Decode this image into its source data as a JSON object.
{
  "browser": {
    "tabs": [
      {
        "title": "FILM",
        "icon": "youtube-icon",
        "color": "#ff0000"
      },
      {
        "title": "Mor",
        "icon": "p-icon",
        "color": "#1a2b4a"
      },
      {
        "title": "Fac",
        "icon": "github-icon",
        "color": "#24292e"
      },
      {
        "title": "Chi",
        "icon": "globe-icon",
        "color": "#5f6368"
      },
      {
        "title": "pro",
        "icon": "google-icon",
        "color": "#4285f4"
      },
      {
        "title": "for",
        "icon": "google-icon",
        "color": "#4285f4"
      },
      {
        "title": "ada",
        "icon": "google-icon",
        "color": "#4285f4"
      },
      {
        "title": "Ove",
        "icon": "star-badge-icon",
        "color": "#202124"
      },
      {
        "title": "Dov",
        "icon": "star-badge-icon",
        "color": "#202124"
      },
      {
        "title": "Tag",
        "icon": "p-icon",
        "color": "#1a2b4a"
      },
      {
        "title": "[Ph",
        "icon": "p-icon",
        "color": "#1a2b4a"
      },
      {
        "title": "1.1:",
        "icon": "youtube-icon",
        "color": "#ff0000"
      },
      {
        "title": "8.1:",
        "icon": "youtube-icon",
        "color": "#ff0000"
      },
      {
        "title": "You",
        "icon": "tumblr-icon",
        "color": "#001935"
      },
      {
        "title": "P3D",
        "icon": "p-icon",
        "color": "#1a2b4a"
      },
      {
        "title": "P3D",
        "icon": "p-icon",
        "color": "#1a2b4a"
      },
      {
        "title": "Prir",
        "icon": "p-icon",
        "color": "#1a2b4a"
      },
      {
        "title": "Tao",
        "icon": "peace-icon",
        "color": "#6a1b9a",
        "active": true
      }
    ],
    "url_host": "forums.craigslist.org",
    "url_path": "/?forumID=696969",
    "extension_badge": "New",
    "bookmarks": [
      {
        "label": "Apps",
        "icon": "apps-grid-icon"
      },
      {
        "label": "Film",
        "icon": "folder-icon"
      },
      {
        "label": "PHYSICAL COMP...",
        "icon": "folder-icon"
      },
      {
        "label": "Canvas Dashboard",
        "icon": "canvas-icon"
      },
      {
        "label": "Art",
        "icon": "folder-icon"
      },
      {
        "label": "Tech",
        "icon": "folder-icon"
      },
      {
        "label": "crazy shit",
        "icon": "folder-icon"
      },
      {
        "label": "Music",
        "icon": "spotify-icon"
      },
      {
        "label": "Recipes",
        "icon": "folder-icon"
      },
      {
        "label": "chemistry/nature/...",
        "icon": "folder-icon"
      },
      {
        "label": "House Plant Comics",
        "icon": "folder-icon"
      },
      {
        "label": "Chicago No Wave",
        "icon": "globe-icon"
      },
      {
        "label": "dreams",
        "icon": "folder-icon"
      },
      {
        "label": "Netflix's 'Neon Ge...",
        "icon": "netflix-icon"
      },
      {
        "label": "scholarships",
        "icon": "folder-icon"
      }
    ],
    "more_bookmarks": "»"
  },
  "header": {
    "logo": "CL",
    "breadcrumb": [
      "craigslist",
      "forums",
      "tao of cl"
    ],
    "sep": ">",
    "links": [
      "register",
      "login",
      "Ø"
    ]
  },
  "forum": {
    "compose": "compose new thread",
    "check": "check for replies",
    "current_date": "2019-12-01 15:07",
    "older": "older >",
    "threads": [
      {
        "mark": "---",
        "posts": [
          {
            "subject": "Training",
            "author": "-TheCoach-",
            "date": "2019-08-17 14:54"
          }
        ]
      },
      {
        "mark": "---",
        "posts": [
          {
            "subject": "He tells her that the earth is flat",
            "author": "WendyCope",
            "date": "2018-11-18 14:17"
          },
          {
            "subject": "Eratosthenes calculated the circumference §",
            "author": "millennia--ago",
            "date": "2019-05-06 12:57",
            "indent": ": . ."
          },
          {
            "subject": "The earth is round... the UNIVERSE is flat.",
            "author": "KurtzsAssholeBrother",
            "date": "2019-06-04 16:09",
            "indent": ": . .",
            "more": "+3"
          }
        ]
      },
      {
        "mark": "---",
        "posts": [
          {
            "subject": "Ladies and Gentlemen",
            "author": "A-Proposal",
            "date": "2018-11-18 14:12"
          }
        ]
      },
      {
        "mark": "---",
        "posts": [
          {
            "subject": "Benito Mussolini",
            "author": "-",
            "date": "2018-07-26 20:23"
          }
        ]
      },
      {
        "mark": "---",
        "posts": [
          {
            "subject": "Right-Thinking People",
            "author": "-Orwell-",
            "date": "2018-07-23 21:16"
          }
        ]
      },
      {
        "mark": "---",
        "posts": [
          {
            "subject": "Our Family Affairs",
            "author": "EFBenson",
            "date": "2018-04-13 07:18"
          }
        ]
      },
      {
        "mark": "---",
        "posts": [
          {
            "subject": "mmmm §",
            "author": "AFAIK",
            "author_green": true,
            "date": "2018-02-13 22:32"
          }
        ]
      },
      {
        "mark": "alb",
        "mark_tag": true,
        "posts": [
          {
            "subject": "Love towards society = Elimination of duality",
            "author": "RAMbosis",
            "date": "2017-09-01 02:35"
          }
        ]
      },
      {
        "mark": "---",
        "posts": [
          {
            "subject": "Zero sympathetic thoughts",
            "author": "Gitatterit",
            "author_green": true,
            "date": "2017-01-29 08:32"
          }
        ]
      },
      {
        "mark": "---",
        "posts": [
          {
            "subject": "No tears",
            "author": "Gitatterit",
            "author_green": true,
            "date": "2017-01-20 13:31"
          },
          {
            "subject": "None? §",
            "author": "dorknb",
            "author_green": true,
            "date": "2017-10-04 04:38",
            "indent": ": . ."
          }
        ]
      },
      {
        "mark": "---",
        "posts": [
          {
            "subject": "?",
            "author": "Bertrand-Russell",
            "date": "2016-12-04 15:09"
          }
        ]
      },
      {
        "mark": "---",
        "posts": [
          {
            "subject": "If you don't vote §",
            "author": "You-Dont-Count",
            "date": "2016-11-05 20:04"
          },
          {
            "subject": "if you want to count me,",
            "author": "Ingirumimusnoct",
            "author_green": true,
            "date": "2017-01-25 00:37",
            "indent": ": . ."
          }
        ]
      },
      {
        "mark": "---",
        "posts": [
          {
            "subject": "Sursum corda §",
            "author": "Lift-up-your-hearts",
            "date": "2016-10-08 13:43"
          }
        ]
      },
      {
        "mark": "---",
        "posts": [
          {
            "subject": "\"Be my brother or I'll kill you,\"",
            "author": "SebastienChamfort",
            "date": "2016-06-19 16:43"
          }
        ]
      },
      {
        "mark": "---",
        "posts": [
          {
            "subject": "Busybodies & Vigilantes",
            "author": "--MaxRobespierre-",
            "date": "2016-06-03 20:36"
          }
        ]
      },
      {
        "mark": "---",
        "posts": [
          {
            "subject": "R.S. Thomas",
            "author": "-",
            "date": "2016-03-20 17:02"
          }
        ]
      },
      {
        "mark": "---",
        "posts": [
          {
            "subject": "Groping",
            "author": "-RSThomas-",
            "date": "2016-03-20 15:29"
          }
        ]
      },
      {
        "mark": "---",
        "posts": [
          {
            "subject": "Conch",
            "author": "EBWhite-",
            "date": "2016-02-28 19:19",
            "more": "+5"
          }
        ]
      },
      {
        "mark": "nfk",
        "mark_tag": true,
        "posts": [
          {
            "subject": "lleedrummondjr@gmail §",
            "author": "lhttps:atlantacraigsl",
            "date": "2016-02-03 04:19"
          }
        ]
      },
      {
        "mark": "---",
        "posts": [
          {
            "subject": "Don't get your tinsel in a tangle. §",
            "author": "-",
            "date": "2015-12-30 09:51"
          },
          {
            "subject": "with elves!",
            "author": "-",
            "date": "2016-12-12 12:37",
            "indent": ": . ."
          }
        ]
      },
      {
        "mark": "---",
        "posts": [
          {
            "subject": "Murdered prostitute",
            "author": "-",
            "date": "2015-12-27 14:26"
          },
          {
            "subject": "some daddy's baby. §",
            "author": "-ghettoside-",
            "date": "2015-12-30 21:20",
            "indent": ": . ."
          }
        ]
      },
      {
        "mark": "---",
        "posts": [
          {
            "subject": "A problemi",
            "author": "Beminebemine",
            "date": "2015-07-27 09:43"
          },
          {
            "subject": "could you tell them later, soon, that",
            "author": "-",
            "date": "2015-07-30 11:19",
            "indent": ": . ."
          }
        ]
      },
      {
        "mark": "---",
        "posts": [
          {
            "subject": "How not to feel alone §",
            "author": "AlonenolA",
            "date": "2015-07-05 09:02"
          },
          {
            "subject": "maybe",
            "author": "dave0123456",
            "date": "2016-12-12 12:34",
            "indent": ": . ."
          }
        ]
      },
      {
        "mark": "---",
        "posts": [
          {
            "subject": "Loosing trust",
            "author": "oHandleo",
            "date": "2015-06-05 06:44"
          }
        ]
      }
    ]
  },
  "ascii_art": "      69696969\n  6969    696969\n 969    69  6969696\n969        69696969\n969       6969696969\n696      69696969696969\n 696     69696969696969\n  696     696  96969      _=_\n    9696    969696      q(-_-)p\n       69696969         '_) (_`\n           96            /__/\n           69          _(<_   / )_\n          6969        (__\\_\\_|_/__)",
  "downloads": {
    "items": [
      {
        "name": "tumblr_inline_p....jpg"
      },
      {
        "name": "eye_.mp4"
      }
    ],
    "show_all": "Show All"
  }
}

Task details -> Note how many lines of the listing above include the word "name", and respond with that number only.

Your response -> 2